“The campaign should identify sources of support for affected individuals as well as setting out a clear reporting structure for homophobic incidents.”
Justin Fashanu is the only British top flight player to have announced during his professional career that he was homosexual.
He committed suicide in 1998, aged 37.
JOHN TERRY CASE
The wide-ranging report by the Department for Culture Media and Sport committee, said that while the atmosphere inside British football grounds had improved since the 1970 and 1980s, becoming more family-friendly, significant problems remained.
Two high-profile on-field cases brought racism back under the spotlight.
Chelsea captain John Terry was cleared in court of racially abusing Queens Park Rangers defender Anton Ferdinand in July while last season Liverpool’s Luis Suarez was banned for eight matches by the FA for comments made to Manchester United’s French defender Patrice Evra.
Terry could yet be charged by the Football Association.
Conservative parliamentarian John Whittingdale, chairman of the committee, said: “Much has been done to improve the atmosphere and behaviour at football matches and it has become a much more family friendly activity.
“However, recent incidents of racist abuse in the UK, both on and off the pitch, have highlighted the fact that there remain significant problems.”
“While the general level of progress in combating racism and racist abuse in the UK is positive and should be applauded, there is much more that can and must be done, and we believe it is for the FA to take the lead and set the example for everyone, from football authorities at all levels to the grassroots groups, to follow,” he added.
The report said the rise of social media and soccer chat rooms had become a new platform for discrimination.
“We heard evidence that social media has become a tool for the spread of racist and abusive content but it is also a potential means of combating the ignorance and prejudice that lie behind such behaviour,” Whittingdale said.
The report also said more needed to be done to increase the number of black and Asian coaches and officials.
Norwich City’s Chris Hughton is the only black manager in the Premier League while match officials are generally white.

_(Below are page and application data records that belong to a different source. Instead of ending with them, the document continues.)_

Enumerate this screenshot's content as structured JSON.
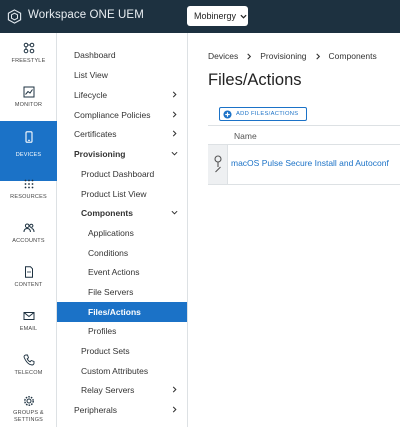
{
  "topbar": {
    "app_title": "Workspace ONE UEM",
    "org_selector": "Mobinergy"
  },
  "rail": {
    "items": [
      {
        "label": "FREESTYLE",
        "icon": "freestyle-icon"
      },
      {
        "label": "MONITOR",
        "icon": "monitor-icon"
      },
      {
        "label": "DEVICES",
        "icon": "devices-icon",
        "active": true
      },
      {
        "label": "RESOURCES",
        "icon": "resources-icon"
      },
      {
        "label": "ACCOUNTS",
        "icon": "accounts-icon"
      },
      {
        "label": "CONTENT",
        "icon": "content-icon"
      },
      {
        "label": "EMAIL",
        "icon": "email-icon"
      },
      {
        "label": "TELECOM",
        "icon": "telecom-icon"
      },
      {
        "label": "GROUPS &",
        "label2": "SETTINGS",
        "icon": "settings-icon"
      }
    ]
  },
  "tree": {
    "items": [
      {
        "label": "Dashboard"
      },
      {
        "label": "List View"
      },
      {
        "label": "Lifecycle"
      },
      {
        "label": "Compliance Policies"
      },
      {
        "label": "Certificates"
      },
      {
        "label": "Provisioning"
      },
      {
        "label": "Product Dashboard"
      },
      {
        "label": "Product List View"
      },
      {
        "label": "Components"
      },
      {
        "label": "Applications"
      },
      {
        "label": "Conditions"
      },
      {
        "label": "Event Actions"
      },
      {
        "label": "File Servers"
      },
      {
        "label": "Files/Actions"
      },
      {
        "label": "Profiles"
      },
      {
        "label": "Product Sets"
      },
      {
        "label": "Custom Attributes"
      },
      {
        "label": "Relay Servers"
      },
      {
        "label": "Peripherals"
      }
    ]
  },
  "main": {
    "breadcrumb": [
      "Devices",
      "Provisioning",
      "Components"
    ],
    "title": "Files/Actions",
    "add_button": "ADD FILES/ACTIONS",
    "table": {
      "columns": [
        "Name"
      ],
      "rows": [
        {
          "name": "macOS Pulse Secure Install and Autoconf"
        }
      ]
    }
  },
  "colors": {
    "topbar": "#1d3140",
    "accent": "#1b72c7",
    "link": "#1b72c7"
  }
}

“There is a clear need to encourage more candidates from ethnic minorities to train as coaches and referees to ensure that clubs and boards can select from a more diverse pool of recruits from within the football pyramid,” the report stated.